A teacher said the association had to call the meeting after students told director Virendra Kumar Tewari in an overnight open-house session that the campus had witnessed five suicides in the past three years but the authorities had done little to address the mental health concerns of students, and demanded his resignation.
Around 2,000 students attended the session, which started at 9pm on Friday and continued till 7 the next morning. The director collapsed towards the end of the meeting and was admitted to a private hospital in Kolkata.
An item on the agenda of the meeting was augmenting the counselling centre with the appointment of more counsellors.
“Since the students have accused the IIT administration of lacking empathy while dealing with them in the aftermath of the death of Faizan Alam, the level of communication must improve. The administration has to take steps without wasting any time,” said the teacher, who attended the meeting.
Amit Patra, deputy director of the institute, issued a statement on Thursday: “There is a gap in communication between the authorities and the parents of the deceased student, owing to which no faculty members had contacted the parents or any family members despite the fact that at least the deputy director, dean of students’ affairs and the faculty advisor of the deceased student were expected to do so.”
The behaviour of the faculty advisor of the dead student towards his family members and other students was inappropriate, the statement said.

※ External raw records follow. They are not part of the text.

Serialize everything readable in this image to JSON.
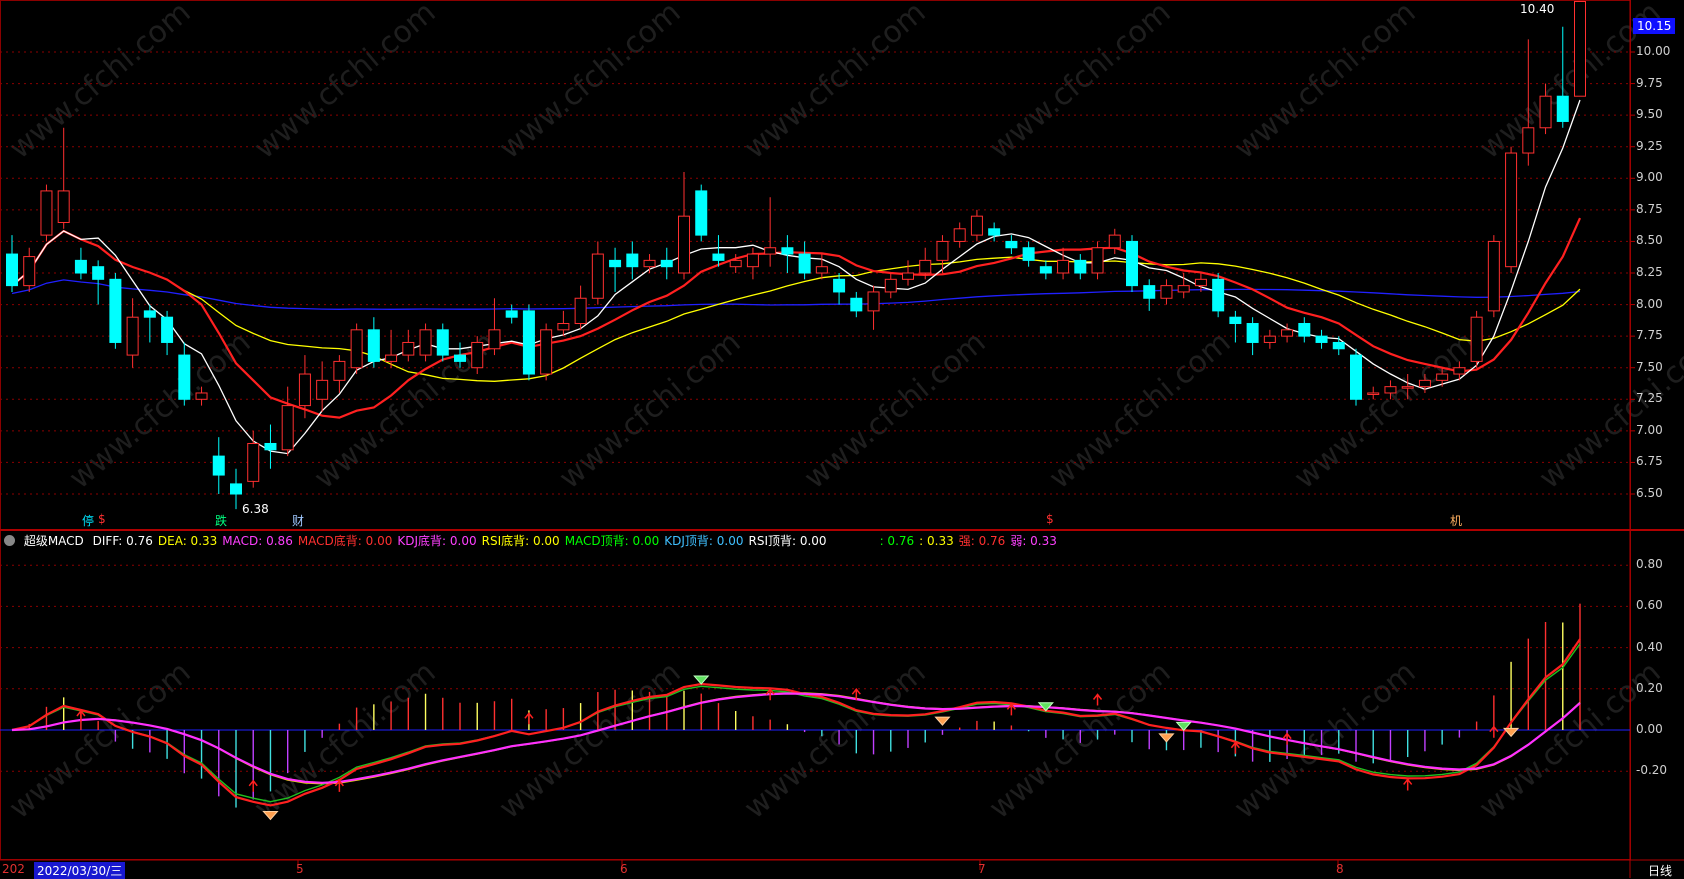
{
  "price_panel": {
    "high_marker": "10.40",
    "low_marker": "6.38",
    "current_price": "10.15",
    "y_axis": [
      "10.00",
      "9.75",
      "9.50",
      "9.25",
      "9.00",
      "8.75",
      "8.50",
      "8.25",
      "8.00",
      "7.75",
      "7.50",
      "7.25",
      "7.00",
      "6.75",
      "6.50"
    ],
    "signal_labels": [
      {
        "text": "停",
        "color": "#00e5ff"
      },
      {
        "text": "$",
        "color": "#ff3030"
      },
      {
        "text": "跌",
        "color": "#00ff80"
      },
      {
        "text": "财",
        "color": "#a0c8ff"
      },
      {
        "text": "$",
        "color": "#ff3030"
      },
      {
        "text": "机",
        "color": "#ffb060"
      }
    ],
    "watermark": "www.cfchi.com"
  },
  "indicator_panel": {
    "name": "超级MACD",
    "stats": [
      {
        "label": "DIFF: 0.76",
        "color": "#ffffff"
      },
      {
        "label": "DEA: 0.33",
        "color": "#ffff00"
      },
      {
        "label": "MACD: 0.86",
        "color": "#ff40ff"
      },
      {
        "label": "MACD底背: 0.00",
        "color": "#ff3030"
      },
      {
        "label": "KDJ底背: 0.00",
        "color": "#ff40ff"
      },
      {
        "label": "RSI底背: 0.00",
        "color": "#ffff00"
      },
      {
        "label": "MACD顶背: 0.00",
        "color": "#00ff00"
      },
      {
        "label": "KDJ顶背: 0.00",
        "color": "#40c0ff"
      },
      {
        "label": "RSI顶背: 0.00",
        "color": "#ffffff"
      },
      {
        "label": ": 0.76",
        "color": "#00ff00"
      },
      {
        "label": ": 0.33",
        "color": "#ffff00"
      },
      {
        "label": "强: 0.76",
        "color": "#ff3030"
      },
      {
        "label": "弱: 0.33",
        "color": "#ff40ff"
      }
    ],
    "y_axis": [
      "0.80",
      "0.60",
      "0.40",
      "0.20",
      "0.00",
      "-0.20"
    ]
  },
  "bottom_bar": {
    "date_prefix": "202",
    "date": "2022/03/30/三",
    "months": [
      "5",
      "6",
      "7",
      "8"
    ],
    "period": "日线"
  },
  "colors": {
    "up": "#ff3030",
    "down": "#00ffff",
    "ma5": "#ffffff",
    "ma10": "#ff2020",
    "ma20": "#ffff00",
    "ma60": "#2020ff",
    "grid": "#8b0000"
  },
  "chart_data": {
    "type": "candlestick",
    "y_range": [
      6.38,
      10.4
    ],
    "candles": [
      [
        8.4,
        8.15,
        8.55,
        8.1
      ],
      [
        8.15,
        8.38,
        8.45,
        8.1
      ],
      [
        8.55,
        8.9,
        8.95,
        8.5
      ],
      [
        8.65,
        8.9,
        9.4,
        8.6
      ],
      [
        8.35,
        8.25,
        8.45,
        8.2
      ],
      [
        8.3,
        8.2,
        8.35,
        8.0
      ],
      [
        8.2,
        7.7,
        8.25,
        7.65
      ],
      [
        7.6,
        7.9,
        8.05,
        7.5
      ],
      [
        7.95,
        7.9,
        8.0,
        7.7
      ],
      [
        7.9,
        7.7,
        7.95,
        7.6
      ],
      [
        7.6,
        7.25,
        7.7,
        7.2
      ],
      [
        7.25,
        7.3,
        7.35,
        7.2
      ],
      [
        6.8,
        6.65,
        6.95,
        6.5
      ],
      [
        6.58,
        6.5,
        6.7,
        6.38
      ],
      [
        6.6,
        6.9,
        7.0,
        6.55
      ],
      [
        6.9,
        6.85,
        7.05,
        6.7
      ],
      [
        6.85,
        7.2,
        7.35,
        6.8
      ],
      [
        7.2,
        7.45,
        7.6,
        7.1
      ],
      [
        7.25,
        7.4,
        7.55,
        7.15
      ],
      [
        7.4,
        7.55,
        7.6,
        7.3
      ],
      [
        7.5,
        7.8,
        7.85,
        7.45
      ],
      [
        7.8,
        7.55,
        7.9,
        7.5
      ],
      [
        7.55,
        7.6,
        7.8,
        7.5
      ],
      [
        7.6,
        7.7,
        7.8,
        7.55
      ],
      [
        7.6,
        7.8,
        7.85,
        7.55
      ],
      [
        7.8,
        7.6,
        7.85,
        7.55
      ],
      [
        7.6,
        7.55,
        7.7,
        7.5
      ],
      [
        7.5,
        7.7,
        7.75,
        7.45
      ],
      [
        7.65,
        7.8,
        8.05,
        7.6
      ],
      [
        7.95,
        7.9,
        8.0,
        7.85
      ],
      [
        7.95,
        7.45,
        8.0,
        7.4
      ],
      [
        7.45,
        7.8,
        7.85,
        7.4
      ],
      [
        7.8,
        7.85,
        7.95,
        7.75
      ],
      [
        7.85,
        8.05,
        8.15,
        7.8
      ],
      [
        8.05,
        8.4,
        8.5,
        8.0
      ],
      [
        8.35,
        8.3,
        8.45,
        8.1
      ],
      [
        8.4,
        8.3,
        8.5,
        8.2
      ],
      [
        8.3,
        8.35,
        8.4,
        8.25
      ],
      [
        8.35,
        8.3,
        8.45,
        8.2
      ],
      [
        8.25,
        8.7,
        9.05,
        8.2
      ],
      [
        8.9,
        8.55,
        8.95,
        8.5
      ],
      [
        8.4,
        8.35,
        8.55,
        8.3
      ],
      [
        8.3,
        8.35,
        8.4,
        8.25
      ],
      [
        8.3,
        8.4,
        8.45,
        8.2
      ],
      [
        8.4,
        8.45,
        8.85,
        8.3
      ],
      [
        8.45,
        8.4,
        8.55,
        8.25
      ],
      [
        8.4,
        8.25,
        8.5,
        8.2
      ],
      [
        8.25,
        8.3,
        8.4,
        8.2
      ],
      [
        8.2,
        8.1,
        8.25,
        8.0
      ],
      [
        8.05,
        7.95,
        8.1,
        7.9
      ],
      [
        7.95,
        8.1,
        8.15,
        7.8
      ],
      [
        8.1,
        8.2,
        8.25,
        8.05
      ],
      [
        8.2,
        8.25,
        8.35,
        8.15
      ],
      [
        8.25,
        8.35,
        8.45,
        8.2
      ],
      [
        8.35,
        8.5,
        8.55,
        8.25
      ],
      [
        8.5,
        8.6,
        8.65,
        8.45
      ],
      [
        8.55,
        8.7,
        8.75,
        8.5
      ],
      [
        8.6,
        8.55,
        8.65,
        8.5
      ],
      [
        8.5,
        8.45,
        8.55,
        8.4
      ],
      [
        8.45,
        8.35,
        8.5,
        8.3
      ],
      [
        8.3,
        8.25,
        8.35,
        8.2
      ],
      [
        8.25,
        8.35,
        8.45,
        8.2
      ],
      [
        8.35,
        8.25,
        8.4,
        8.2
      ],
      [
        8.25,
        8.45,
        8.5,
        8.2
      ],
      [
        8.45,
        8.55,
        8.6,
        8.4
      ],
      [
        8.5,
        8.15,
        8.55,
        8.1
      ],
      [
        8.15,
        8.05,
        8.2,
        7.95
      ],
      [
        8.05,
        8.15,
        8.2,
        8.0
      ],
      [
        8.1,
        8.15,
        8.25,
        8.05
      ],
      [
        8.15,
        8.2,
        8.25,
        8.1
      ],
      [
        8.2,
        7.95,
        8.25,
        7.9
      ],
      [
        7.9,
        7.85,
        7.95,
        7.7
      ],
      [
        7.85,
        7.7,
        7.9,
        7.6
      ],
      [
        7.7,
        7.75,
        7.8,
        7.65
      ],
      [
        7.75,
        7.8,
        7.85,
        7.7
      ],
      [
        7.85,
        7.75,
        7.9,
        7.7
      ],
      [
        7.75,
        7.7,
        7.8,
        7.65
      ],
      [
        7.7,
        7.65,
        7.75,
        7.6
      ],
      [
        7.6,
        7.25,
        7.65,
        7.2
      ],
      [
        7.3,
        7.3,
        7.35,
        7.25
      ],
      [
        7.3,
        7.35,
        7.4,
        7.25
      ],
      [
        7.35,
        7.35,
        7.45,
        7.25
      ],
      [
        7.35,
        7.4,
        7.45,
        7.3
      ],
      [
        7.4,
        7.45,
        7.5,
        7.35
      ],
      [
        7.45,
        7.5,
        7.55,
        7.4
      ],
      [
        7.55,
        7.9,
        7.95,
        7.5
      ],
      [
        7.95,
        8.5,
        8.55,
        7.9
      ],
      [
        8.3,
        9.2,
        9.25,
        8.25
      ],
      [
        9.2,
        9.4,
        10.1,
        9.1
      ],
      [
        9.4,
        9.65,
        9.75,
        9.35
      ],
      [
        9.65,
        9.45,
        10.2,
        9.4
      ],
      [
        9.65,
        10.4,
        10.4,
        9.65
      ]
    ]
  }
}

Another teacher who attended the meeting said that when the institute’s deputy director acknowledged a communication gap, it is clear that more needs to be done. “In our meeting with the IIT authorities, we will work out what requires to be done,” he said.
The meeting took up a grievance of the students that there are only eight “overburdened counsellors” for around 15,000 students enrolled at the residential institute.
“We will meet in-person towards the end of October. Thereafter, a formal communication will be sent to the administration. In that communication the administration will be advised to beef up the counselling facility,” the teacher said.
“The counselling centre should also be more empathetic while addressing the mental health concerns of the students.”
The teachers’ meeting also resolved to urge the authorities to revive the standard operating procedure (SOP), formulated in 2017, on what needs to be done after a death by accident or suicide.
Teachers at the meeting said the chaos that broke out on the campus after Faizan’s death could have been averted had the SOP been followed.
A post on the Facebook page of The Scholars’ Avenue, a campus newspaper run by students, said students had to compensate for the lack of empathy and maturity of several faculty members, “who only agreed to meet Faizan’s family after multiple attempts and modes of contact by the student representatives, some even refusing thereafter”.